• Work instruction
Where in the listing does the word "meta" appear? Report each line that holds it.

• Working data
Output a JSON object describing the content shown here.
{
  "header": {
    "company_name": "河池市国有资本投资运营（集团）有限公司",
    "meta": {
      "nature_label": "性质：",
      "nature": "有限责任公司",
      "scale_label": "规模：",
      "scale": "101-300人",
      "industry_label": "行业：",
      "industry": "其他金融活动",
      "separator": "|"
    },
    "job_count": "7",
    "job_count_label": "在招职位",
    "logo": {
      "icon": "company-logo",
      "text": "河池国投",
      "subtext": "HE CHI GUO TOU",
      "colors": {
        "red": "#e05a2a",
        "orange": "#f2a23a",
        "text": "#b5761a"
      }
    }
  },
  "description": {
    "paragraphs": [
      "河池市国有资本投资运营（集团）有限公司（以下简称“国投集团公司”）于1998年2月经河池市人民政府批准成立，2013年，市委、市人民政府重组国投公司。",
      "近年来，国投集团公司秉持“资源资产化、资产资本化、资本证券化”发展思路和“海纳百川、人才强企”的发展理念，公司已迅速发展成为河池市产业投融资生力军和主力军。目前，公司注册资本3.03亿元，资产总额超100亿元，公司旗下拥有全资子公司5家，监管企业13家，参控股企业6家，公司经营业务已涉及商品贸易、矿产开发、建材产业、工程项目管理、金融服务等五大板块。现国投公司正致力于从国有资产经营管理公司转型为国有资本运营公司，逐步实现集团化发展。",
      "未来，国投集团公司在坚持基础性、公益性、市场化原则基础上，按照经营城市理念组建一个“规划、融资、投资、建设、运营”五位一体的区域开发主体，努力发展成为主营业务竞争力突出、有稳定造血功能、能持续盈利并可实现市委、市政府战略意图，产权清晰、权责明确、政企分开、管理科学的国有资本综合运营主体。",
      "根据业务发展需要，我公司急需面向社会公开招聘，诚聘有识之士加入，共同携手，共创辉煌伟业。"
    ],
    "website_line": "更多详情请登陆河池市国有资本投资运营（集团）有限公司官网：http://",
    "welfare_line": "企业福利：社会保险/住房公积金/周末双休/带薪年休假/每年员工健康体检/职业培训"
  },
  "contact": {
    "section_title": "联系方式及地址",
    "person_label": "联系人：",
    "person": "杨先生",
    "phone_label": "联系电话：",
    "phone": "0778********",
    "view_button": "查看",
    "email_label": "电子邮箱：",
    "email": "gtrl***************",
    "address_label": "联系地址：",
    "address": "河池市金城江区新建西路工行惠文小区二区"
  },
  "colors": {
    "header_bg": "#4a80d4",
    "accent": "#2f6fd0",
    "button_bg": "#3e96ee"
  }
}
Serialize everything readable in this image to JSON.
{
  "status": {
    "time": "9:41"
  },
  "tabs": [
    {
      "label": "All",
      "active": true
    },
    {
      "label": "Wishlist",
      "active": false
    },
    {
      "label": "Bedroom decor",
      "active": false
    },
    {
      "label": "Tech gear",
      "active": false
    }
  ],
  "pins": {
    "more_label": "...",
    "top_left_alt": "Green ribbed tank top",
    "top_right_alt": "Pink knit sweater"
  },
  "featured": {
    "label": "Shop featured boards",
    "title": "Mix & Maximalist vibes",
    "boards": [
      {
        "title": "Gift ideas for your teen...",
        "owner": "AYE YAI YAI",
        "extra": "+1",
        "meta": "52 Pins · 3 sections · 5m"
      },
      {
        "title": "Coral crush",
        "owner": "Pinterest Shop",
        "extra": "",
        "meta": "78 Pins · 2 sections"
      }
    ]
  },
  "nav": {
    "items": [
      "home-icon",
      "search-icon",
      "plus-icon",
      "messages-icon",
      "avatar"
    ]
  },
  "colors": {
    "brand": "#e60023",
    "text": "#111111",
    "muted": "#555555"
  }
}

• Reply
    "meta": {
        "meta": "52 Pins · 3 sections · 5m"
        "meta": "78 Pins · 2 sections"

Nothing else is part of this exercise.